(Beginning of Information shown)
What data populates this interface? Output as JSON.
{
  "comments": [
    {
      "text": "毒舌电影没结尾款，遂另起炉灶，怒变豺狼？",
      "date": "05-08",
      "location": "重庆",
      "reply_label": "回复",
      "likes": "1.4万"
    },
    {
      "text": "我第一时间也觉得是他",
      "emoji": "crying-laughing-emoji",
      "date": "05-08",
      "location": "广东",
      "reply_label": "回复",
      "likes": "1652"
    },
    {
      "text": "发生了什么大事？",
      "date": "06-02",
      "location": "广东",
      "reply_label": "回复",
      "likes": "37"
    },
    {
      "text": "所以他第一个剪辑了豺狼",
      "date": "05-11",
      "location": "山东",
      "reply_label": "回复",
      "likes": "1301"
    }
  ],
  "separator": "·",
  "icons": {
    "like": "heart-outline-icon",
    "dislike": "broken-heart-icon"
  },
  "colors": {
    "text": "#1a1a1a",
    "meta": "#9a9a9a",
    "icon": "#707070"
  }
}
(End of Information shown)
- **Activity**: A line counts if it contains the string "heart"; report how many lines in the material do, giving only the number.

- **Exercise result**: 2